Augustana paving the way as a solar school
University of Alberta-Augustana project coordinator Mike Clermont (left) and facilities and operations manager Christopher Blades show off the recently completed solar project on top of the Augustana forum building in Camrose on April 28. The school now has the capability to produce 252 kilowatts per hour of energy. Josh Aldrich/ Camrose Canadian
The University of Alberta-Augustana is putting their money where their mouth is when it comes to green practices.
The university recently completed the second stage of their solar roof project, installing 469 panels on the Jeanne and Peter Lougheed Performing Arts Centre and on the forum building. This is in addition to the 488 panels already on the fly tower of the Lougheed Centre. In all, they have the capability to produce 252 kilowatts per hour of energy, 130 KW of that is from the new panels.
According to facilities and operations manager Christopher Blades, the solar panels have a greenhouse gas offset of 125 metric tonnes of C02 mitigation for Lougheed Centre and 60 metric tonnes for the Forum.
“If you put the fly tower and the new installation together, you have enough power to power … 30 to 32 new homes,” he said. “That’s really significant.”
Blades says with the fly tower alone over the performing arts centre, there are already days where they are over producing energy and selling it back into the grid, despite the facility being busy. The university, however, still does draw on the power grid.
For Dean Dr. Allen Berger it is about more than saving a few dollars on electricity.
“It is also a matter of practicing what we preach,” he said. “We have an important sustainability component in our core or general education program that all of our undergraduates are required to take, so we are able to demonstrate by example the genuineness of our commitment.”
The school has done more than just incorporate solar power into its grid over the last couple of years. Augustana has improved the green technology in a number of different areas including two retrofits of lighting systems on campus and mechanical improvements coming this summer. When the panels were installed on the fly tower in 2014, it was the largest integrated array in Canada, meaning they are part of the structure of the building, forming the tower’s envelope.
They have seen the example they have set pay off in their students.
Berger says about 36 per cent of their community service learning placements over the last decade have been environmental or sustainability related projects. The CSL program was also recently recognized with an Emerald Award which recognizes leadership efforts in the area of sustainability. Meanwhile, solar energy company Newo Global Energy opened its doors last month and is powered by eight partners, seven of whom are products of Augustana.
“That was a source of great pride,” said Berger.
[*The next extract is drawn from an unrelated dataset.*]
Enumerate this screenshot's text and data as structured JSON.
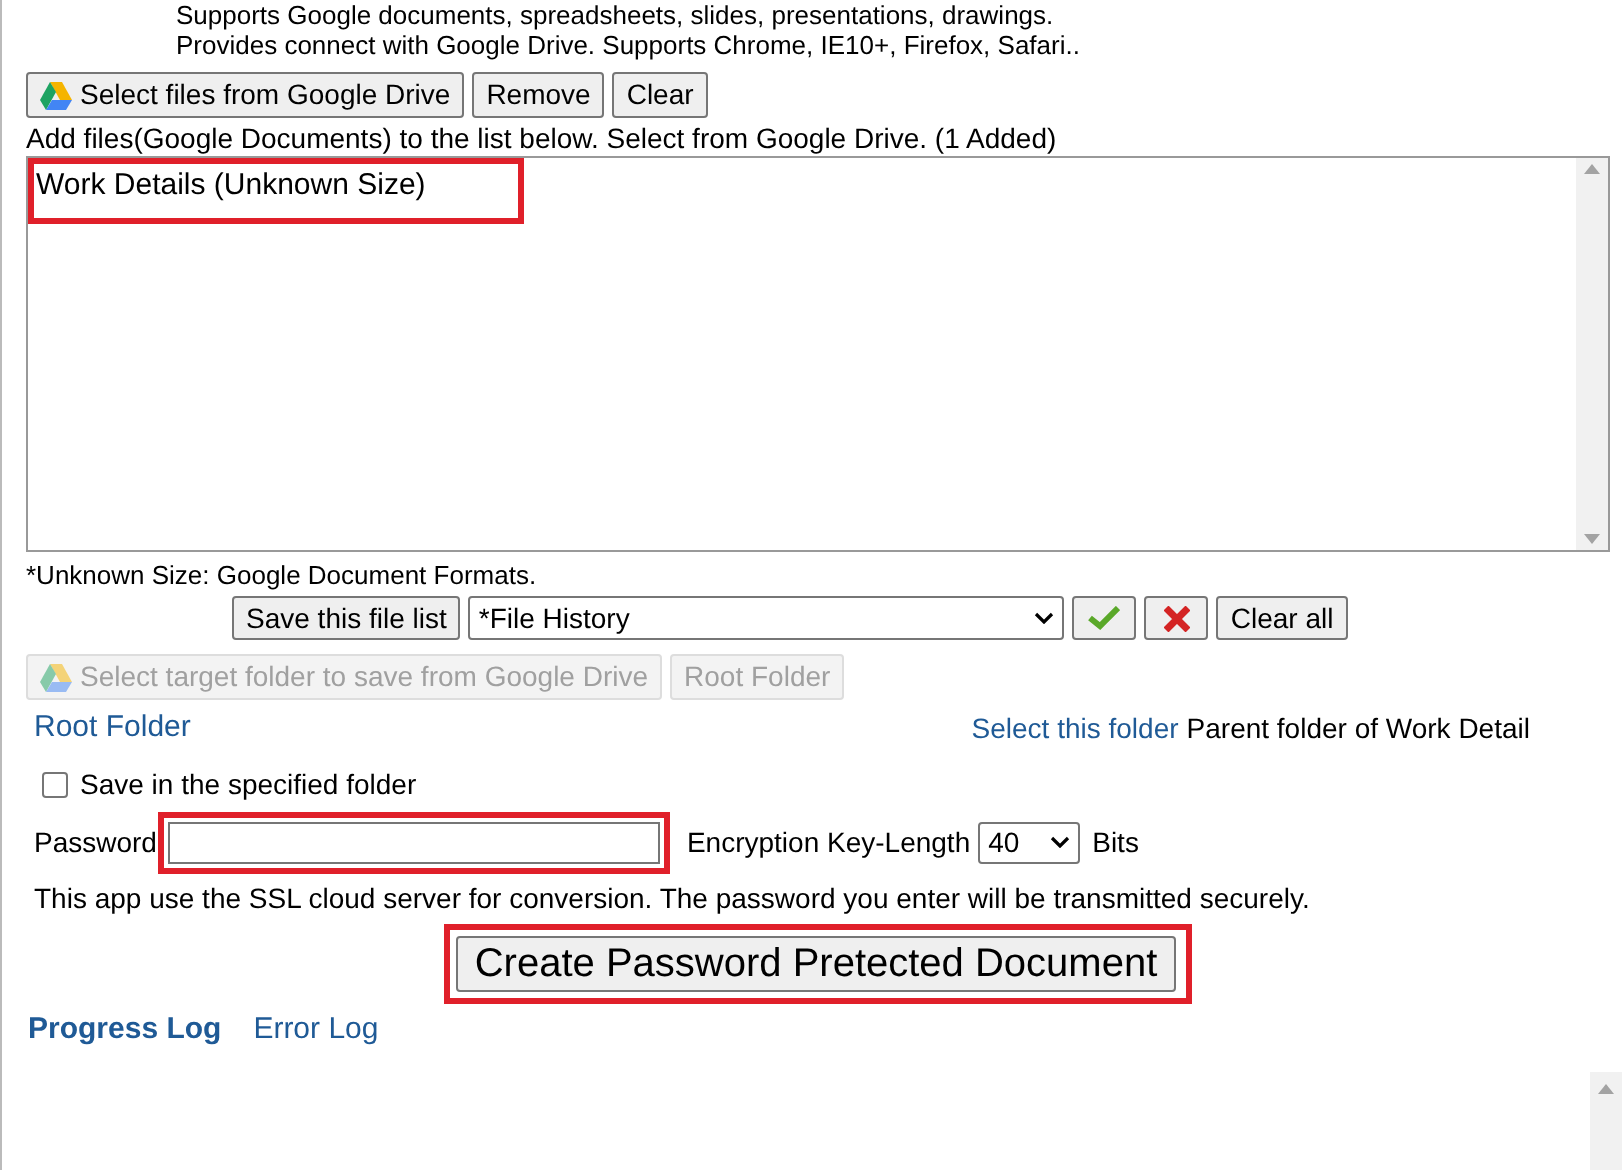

This project was installed by Clark Builders with subcontractors Solar Harvest Energy, Solberg and Atco. The project was funded through the University of Alberta and their energy management and sustainable operations office.
“Their goal is to reduce the amount of energy we require, that we use. They look at efficiencies in systems,” said Blades. “Part of their mandate is to reduce greenhouse gases, reduce the university’s footprint and also the benefit of doing all of that is saving some money, avoiding some carbon taxes.”
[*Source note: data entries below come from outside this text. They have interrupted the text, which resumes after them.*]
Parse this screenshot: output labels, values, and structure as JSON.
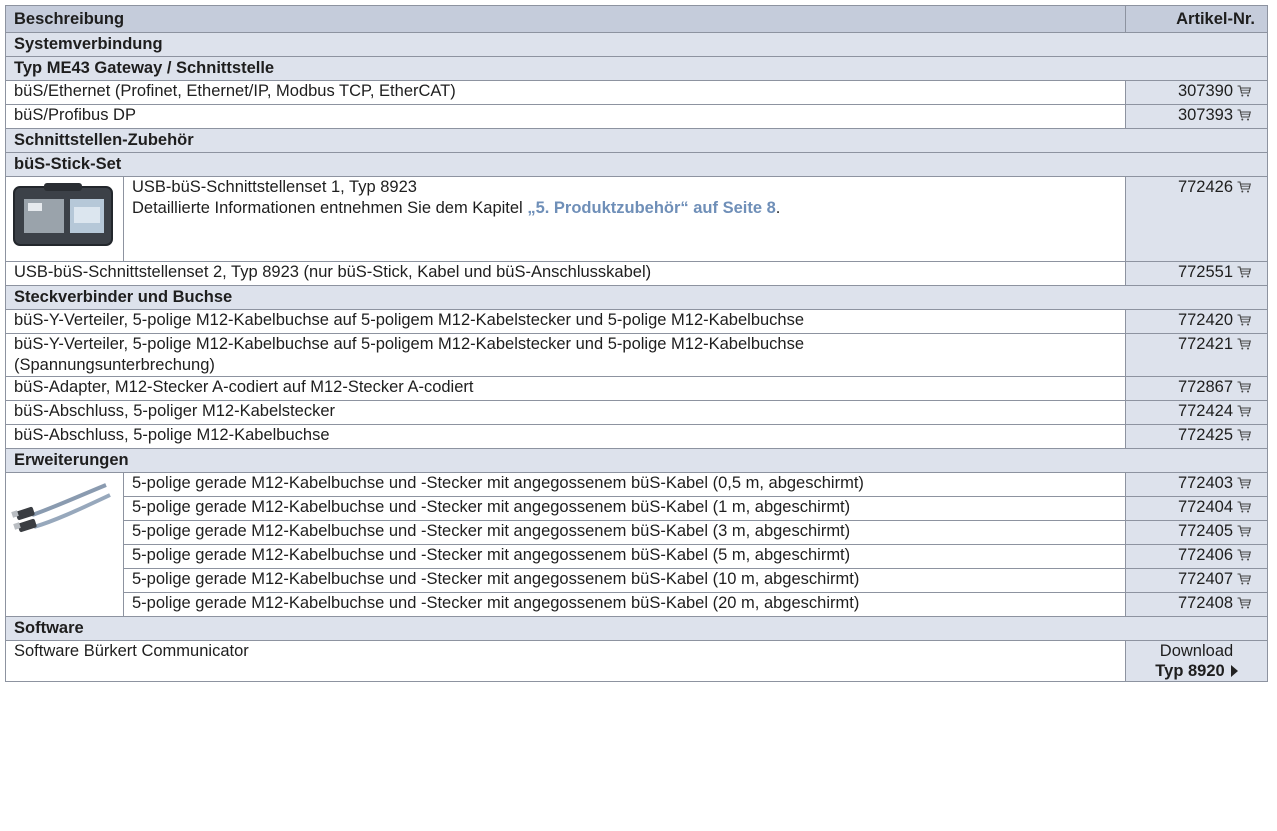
{
  "header": {
    "description": "Beschreibung",
    "article": "Artikel-Nr."
  },
  "sections": {
    "system": "Systemverbindung",
    "gateway": "Typ ME43 Gateway / Schnittstelle",
    "iface_acc": "Schnittstellen-Zubehör",
    "stick_set": "büS-Stick-Set",
    "connectors": "Steckverbinder und Buchse",
    "extensions": "Erweiterungen",
    "software": "Software"
  },
  "gateway_rows": [
    {
      "desc": "büS/Ethernet (Profinet, Ethernet/IP, Modbus TCP, EtherCAT)",
      "art": "307390"
    },
    {
      "desc": "büS/Profibus DP",
      "art": "307393"
    }
  ],
  "stick": {
    "line1": "USB-büS-Schnittstellenset 1, Typ 8923",
    "line2_prefix": "Detaillierte Informationen entnehmen Sie dem Kapitel ",
    "line2_link": "„5. Produktzubehör“ auf Seite 8",
    "line2_suffix": ".",
    "art": "772426",
    "row2_desc": "USB-büS-Schnittstellenset 2, Typ 8923 (nur büS-Stick, Kabel und büS-Anschlusskabel)",
    "row2_art": "772551"
  },
  "connector_rows": [
    {
      "desc": "büS-Y-Verteiler, 5-polige M12-Kabelbuchse auf 5-poligem M12-Kabelstecker und 5-polige M12-Kabelbuchse",
      "art": "772420"
    },
    {
      "desc": "büS-Y-Verteiler, 5-polige M12-Kabelbuchse auf 5-poligem M12-Kabelstecker und 5-polige M12-Kabelbuchse",
      "desc2": "(Spannungsunterbrechung)",
      "art": "772421"
    },
    {
      "desc": "büS-Adapter, M12-Stecker A-codiert auf M12-Stecker A-codiert",
      "art": "772867"
    },
    {
      "desc": "büS-Abschluss, 5-poliger M12-Kabelstecker",
      "art": "772424"
    },
    {
      "desc": "büS-Abschluss, 5-polige M12-Kabelbuchse",
      "art": "772425"
    }
  ],
  "extension_rows": [
    {
      "desc": "5-polige gerade M12-Kabelbuchse und -Stecker mit angegossenem büS-Kabel (0,5 m, abgeschirmt)",
      "art": "772403"
    },
    {
      "desc": "5-polige gerade M12-Kabelbuchse und -Stecker mit angegossenem büS-Kabel (1 m, abgeschirmt)",
      "art": "772404"
    },
    {
      "desc": "5-polige gerade M12-Kabelbuchse und -Stecker mit angegossenem büS-Kabel (3 m, abgeschirmt)",
      "art": "772405"
    },
    {
      "desc": "5-polige gerade M12-Kabelbuchse und -Stecker mit angegossenem büS-Kabel (5 m, abgeschirmt)",
      "art": "772406"
    },
    {
      "desc": "5-polige gerade M12-Kabelbuchse und -Stecker mit angegossenem büS-Kabel (10 m, abgeschirmt)",
      "art": "772407"
    },
    {
      "desc": "5-polige gerade M12-Kabelbuchse und -Stecker mit angegossenem büS-Kabel (20 m, abgeschirmt)",
      "art": "772408"
    }
  ],
  "software_row": {
    "desc": "Software Bürkert Communicator",
    "art_line1": "Download",
    "art_line2": "Typ 8920"
  },
  "colors": {
    "header_bg": "#c5ccdb",
    "section_bg": "#dde2ec",
    "link": "#6f8fb8",
    "border": "#8d93a0"
  },
  "icons": {
    "cart": "shopping-cart-icon",
    "arrow": "triangle-right-icon"
  }
}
Blades is unsure if there is space for more solar panels on the roof of the buildings or on campus. The current sites were studied for most efficient use of current technology. If they add more to the roof then they run into issues with weight loads, especially factoring in winters with large amounts of snow. They also looked at grassy areas on campus as potential places for solar panels. As technology evolves, there could be more solar panels or other renewable forms of energy added to the school.
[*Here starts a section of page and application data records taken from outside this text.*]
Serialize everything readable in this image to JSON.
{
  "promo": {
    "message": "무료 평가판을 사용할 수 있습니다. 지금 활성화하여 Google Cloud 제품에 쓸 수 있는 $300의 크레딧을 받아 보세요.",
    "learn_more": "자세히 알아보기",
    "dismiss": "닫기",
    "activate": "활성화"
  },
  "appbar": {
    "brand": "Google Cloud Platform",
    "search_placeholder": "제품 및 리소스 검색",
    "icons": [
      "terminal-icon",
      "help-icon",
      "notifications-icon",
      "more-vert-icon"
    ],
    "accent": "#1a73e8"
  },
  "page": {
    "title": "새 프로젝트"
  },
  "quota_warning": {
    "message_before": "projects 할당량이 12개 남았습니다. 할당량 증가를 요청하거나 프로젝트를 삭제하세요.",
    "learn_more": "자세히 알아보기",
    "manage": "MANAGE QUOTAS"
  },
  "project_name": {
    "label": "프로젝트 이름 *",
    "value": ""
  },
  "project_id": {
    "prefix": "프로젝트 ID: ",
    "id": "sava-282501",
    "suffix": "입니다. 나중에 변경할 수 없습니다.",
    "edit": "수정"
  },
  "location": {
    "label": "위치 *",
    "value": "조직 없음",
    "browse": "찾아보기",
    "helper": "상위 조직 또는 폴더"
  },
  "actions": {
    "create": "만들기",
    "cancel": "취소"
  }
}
Berger, however, says there are more ways that they are looking at being good stewards of the environment through innovation. They tried with a composting pilot project that used a digester to handle compostable waste a few years ago, and although it wasn’t as successful as they had hoped it is the type of program the dean wants to integrate into the school.
“It’s an area I would love to see us continue to work in engineering improvements,” said Berger, adding they are looking into green labs as well.
“On the curricular side, while we’ve built sustainability into our core, there’s more that we can do to ensure that we’re preparing all of our students to take on leadership responsibilities and to become activists in regards to the environment when they graduate.”